While you share commonalities, you also are separate and so are others. You are different and so are others. To assume that someone else thinks and feels exactly how you do is a set-up for assumptions and coming to inaccurate conclusions. That’s why questions are important for clarification, since one person’s meaning may vary from another’s. Seeking clarification also helps us get a better picture of where others are coming from and, coupled with their actions, can provide clues about whether someone is more a giver, taker or combination of both.
Questions to ask yourself
Ask yourself these kinds of questions: Who says a good person or someone who considers herself a giver has to always give? Who says you shouldn’t challenge others’ perceptions of you, especially when they attempt to manipulate you in being someone they can take advantage of? Who says you have to be predictable in every way to prove to others they can trust you? Who says being loveable requires you to behave with consistency — as in (fill in the blank) would never do that, such as saying no? Who says you’re being phony if you don’t always agree with what others expect of you? Who says that someone who gives also should never receive anything back from those whom she gives to?
Here are some approaches to prevent feeling victimized or otherwise overwhelmed by potential takers and toxics:
- Tell them that if they have expectations of you, you’ll have expectations of them.
- If they hint about something, don’t focus on drawing them out. Let them find courage to ask directly for what they want from you.
- Practice saying no more often, especially when someone has become overly needy and doesn’t know when to stop asking for help or favors from you.
Be prepared for what can happen when you start enforcing boundaries. Some people will no longer like you, nor want to interact with you as much. Learn to be okay with this. Embrace that you have a right to take care of yourself, redefine yourself and decide what is okay for you. You can determine when and what to give of your time, attention, money and other positive qualities and resources.
Keep in mind that whenever an individual no longer wants to deal with you because you’ve set boundaries, it is indicative of progress because you no longer have to engage in wasted time and energy. If someone cannot tolerate you saying no once in a while — despite knowing that you are cooperative and supportive otherwise — it’s likely they had their own agenda and less interest in reciprocation or other mutual benefit anyway.
Ask yourself what are you really losing? Remind yourself that your positive qualities have value. Just as you can appreciate good things about others, what you offer should not be viewed as license to exploit, devalue or take for granted. And if someone else chooses to view things otherwise, your evolving boundaries will make it possible for you not to participate in their distorted perspectives.

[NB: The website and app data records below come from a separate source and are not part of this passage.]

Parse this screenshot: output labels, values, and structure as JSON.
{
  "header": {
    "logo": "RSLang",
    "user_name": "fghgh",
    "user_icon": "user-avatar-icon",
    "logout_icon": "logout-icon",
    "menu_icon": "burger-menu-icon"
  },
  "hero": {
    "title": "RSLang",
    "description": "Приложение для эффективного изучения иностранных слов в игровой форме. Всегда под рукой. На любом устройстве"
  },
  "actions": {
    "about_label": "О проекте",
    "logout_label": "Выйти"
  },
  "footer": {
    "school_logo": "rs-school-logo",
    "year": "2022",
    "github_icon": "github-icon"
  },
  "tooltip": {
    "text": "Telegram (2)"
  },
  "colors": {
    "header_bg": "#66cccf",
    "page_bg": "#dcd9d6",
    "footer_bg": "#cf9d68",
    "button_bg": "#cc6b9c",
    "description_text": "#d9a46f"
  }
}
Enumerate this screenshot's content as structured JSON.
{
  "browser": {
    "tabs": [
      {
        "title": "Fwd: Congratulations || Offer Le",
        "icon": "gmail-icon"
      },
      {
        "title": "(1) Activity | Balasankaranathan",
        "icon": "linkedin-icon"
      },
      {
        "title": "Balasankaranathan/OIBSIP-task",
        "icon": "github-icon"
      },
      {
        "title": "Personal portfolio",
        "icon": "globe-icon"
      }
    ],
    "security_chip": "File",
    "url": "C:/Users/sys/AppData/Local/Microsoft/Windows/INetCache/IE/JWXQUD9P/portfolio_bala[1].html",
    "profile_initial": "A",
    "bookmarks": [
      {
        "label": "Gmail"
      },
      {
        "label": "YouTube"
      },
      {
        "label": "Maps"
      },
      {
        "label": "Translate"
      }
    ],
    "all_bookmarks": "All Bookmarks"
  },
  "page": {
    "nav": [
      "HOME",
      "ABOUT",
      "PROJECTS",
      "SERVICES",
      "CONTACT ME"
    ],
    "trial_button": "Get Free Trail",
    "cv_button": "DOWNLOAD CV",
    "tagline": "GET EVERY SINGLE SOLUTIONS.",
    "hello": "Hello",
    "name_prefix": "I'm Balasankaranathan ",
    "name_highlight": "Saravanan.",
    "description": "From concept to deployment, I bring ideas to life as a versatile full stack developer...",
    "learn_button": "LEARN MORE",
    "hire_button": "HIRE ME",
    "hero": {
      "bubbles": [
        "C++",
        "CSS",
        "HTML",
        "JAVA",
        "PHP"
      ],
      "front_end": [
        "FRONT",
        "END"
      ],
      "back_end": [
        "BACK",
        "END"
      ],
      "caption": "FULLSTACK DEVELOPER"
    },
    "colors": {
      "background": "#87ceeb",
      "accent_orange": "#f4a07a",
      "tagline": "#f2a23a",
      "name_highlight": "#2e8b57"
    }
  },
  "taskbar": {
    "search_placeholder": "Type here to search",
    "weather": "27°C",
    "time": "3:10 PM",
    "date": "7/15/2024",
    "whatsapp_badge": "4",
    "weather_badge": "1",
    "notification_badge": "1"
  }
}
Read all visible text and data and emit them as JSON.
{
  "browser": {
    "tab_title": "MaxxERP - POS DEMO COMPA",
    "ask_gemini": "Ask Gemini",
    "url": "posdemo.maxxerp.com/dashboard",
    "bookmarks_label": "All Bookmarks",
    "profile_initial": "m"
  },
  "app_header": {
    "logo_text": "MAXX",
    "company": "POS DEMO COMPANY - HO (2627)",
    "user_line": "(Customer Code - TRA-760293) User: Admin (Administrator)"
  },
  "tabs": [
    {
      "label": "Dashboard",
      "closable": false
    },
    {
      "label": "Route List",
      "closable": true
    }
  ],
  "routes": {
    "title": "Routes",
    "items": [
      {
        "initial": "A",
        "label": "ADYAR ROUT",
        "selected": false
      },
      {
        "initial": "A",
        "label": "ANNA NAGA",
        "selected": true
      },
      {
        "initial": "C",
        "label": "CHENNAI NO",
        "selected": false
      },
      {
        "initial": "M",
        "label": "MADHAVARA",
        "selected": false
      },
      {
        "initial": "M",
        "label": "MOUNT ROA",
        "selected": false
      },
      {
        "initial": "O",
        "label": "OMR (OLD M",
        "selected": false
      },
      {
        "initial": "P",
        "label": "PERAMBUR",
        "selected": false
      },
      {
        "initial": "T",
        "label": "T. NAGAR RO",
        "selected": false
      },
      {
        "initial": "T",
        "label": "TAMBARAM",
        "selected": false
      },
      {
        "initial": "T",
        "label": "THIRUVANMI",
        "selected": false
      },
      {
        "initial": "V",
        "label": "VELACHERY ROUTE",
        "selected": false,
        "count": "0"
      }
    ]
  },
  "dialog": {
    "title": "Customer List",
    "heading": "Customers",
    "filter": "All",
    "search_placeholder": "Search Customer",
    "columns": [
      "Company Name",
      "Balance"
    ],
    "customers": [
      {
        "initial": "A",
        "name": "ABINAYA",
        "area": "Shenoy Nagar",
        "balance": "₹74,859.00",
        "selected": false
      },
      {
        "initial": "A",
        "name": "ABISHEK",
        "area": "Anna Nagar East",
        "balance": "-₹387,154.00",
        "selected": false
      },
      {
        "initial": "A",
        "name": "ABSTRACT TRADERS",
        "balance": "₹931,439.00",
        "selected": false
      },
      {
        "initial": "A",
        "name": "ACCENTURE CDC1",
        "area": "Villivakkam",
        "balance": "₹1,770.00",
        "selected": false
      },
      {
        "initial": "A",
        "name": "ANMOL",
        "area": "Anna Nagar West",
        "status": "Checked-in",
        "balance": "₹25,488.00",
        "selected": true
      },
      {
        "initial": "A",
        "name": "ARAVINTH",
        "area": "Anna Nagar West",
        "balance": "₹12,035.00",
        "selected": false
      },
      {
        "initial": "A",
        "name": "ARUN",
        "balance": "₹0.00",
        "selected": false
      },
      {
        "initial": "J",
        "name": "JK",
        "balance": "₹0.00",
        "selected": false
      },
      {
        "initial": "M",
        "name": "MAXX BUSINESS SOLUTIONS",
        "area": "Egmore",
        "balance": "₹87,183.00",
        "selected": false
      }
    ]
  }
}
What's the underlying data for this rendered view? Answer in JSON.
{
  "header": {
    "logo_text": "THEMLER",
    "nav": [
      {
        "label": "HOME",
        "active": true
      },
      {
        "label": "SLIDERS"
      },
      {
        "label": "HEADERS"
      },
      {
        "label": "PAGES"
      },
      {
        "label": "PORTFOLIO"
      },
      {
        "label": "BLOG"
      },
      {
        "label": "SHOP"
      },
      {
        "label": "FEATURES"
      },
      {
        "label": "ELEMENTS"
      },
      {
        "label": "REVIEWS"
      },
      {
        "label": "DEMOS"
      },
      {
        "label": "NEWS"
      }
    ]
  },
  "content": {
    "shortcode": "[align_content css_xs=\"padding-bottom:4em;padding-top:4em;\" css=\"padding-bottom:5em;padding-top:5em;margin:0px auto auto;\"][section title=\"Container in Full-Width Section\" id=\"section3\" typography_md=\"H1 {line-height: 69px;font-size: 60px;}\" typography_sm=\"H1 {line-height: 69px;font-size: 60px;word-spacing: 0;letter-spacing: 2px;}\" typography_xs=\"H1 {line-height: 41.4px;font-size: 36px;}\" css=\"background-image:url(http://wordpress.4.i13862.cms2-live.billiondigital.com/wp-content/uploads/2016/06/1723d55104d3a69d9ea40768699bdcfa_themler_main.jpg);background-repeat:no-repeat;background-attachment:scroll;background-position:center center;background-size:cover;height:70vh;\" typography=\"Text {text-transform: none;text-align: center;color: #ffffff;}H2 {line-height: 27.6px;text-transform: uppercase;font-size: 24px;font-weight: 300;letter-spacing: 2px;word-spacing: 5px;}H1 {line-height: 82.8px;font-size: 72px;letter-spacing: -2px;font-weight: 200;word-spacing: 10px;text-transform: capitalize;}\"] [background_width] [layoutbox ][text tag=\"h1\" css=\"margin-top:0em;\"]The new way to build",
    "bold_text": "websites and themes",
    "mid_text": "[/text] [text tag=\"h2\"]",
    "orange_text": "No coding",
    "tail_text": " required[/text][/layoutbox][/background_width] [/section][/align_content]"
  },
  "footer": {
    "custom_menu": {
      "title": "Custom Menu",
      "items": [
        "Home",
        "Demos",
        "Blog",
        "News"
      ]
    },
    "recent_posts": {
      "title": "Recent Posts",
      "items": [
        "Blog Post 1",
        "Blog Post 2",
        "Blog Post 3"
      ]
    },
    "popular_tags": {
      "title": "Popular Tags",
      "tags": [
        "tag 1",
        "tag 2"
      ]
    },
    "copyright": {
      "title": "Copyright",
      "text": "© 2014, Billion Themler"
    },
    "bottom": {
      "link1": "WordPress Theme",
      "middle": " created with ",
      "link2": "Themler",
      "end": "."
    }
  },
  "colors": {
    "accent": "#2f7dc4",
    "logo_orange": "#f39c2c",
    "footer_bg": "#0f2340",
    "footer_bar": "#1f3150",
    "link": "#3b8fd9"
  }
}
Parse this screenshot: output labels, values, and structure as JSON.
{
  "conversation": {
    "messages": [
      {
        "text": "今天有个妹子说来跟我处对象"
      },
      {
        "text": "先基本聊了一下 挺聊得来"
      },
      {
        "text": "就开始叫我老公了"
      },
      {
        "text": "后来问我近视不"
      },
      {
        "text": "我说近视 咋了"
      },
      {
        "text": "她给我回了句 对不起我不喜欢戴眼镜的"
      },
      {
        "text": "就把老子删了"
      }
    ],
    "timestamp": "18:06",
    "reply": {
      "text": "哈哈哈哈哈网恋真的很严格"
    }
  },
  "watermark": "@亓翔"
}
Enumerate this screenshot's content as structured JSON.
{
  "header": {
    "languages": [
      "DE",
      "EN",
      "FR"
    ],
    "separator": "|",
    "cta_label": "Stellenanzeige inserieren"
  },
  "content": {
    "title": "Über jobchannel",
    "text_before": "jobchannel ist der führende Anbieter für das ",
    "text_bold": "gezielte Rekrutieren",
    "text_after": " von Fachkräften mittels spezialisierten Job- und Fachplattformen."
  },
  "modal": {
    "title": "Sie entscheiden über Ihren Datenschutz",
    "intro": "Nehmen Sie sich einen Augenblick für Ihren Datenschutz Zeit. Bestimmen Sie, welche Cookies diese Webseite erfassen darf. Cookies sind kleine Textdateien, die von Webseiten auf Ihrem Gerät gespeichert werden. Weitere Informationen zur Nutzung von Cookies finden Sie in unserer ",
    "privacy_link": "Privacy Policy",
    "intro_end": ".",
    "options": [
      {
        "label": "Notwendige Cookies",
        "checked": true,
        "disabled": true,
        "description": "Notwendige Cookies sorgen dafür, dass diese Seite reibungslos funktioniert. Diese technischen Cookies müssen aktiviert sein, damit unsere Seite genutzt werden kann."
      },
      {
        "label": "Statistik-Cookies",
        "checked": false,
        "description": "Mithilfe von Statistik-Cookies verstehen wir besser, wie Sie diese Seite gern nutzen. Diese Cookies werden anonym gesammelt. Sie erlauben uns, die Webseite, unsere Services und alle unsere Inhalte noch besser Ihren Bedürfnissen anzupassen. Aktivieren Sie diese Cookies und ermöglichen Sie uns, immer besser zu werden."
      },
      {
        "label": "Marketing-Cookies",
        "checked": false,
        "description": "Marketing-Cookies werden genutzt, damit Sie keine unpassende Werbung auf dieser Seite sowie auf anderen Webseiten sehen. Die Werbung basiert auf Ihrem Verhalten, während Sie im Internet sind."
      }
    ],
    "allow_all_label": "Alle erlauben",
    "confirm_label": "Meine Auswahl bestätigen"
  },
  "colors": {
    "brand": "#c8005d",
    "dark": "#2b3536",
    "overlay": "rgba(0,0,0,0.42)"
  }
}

About the author: Fannie LeFlore, MS, LPC, CADC-D is an Entrepreneur, Journalist and Licensed Professional Counselor. These combined career areas are the foundation of the expertise and quality professional services provided by LeFlore Communications, LLC in Milwaukee, Wis. Areas of Expertise: Communication Skills, Codependency Issues, Counseling of Diverse Populations, Crisis Intervention, Abusive Relationships, Sociopathy and Narcissistic Personality Disorder, General Mental Health and Alcohol and Other Drug Abuse Issues. Fannie also was Co-writer/Editor of The Road Less Traveled and Beyond by M. Scott Peck, MD.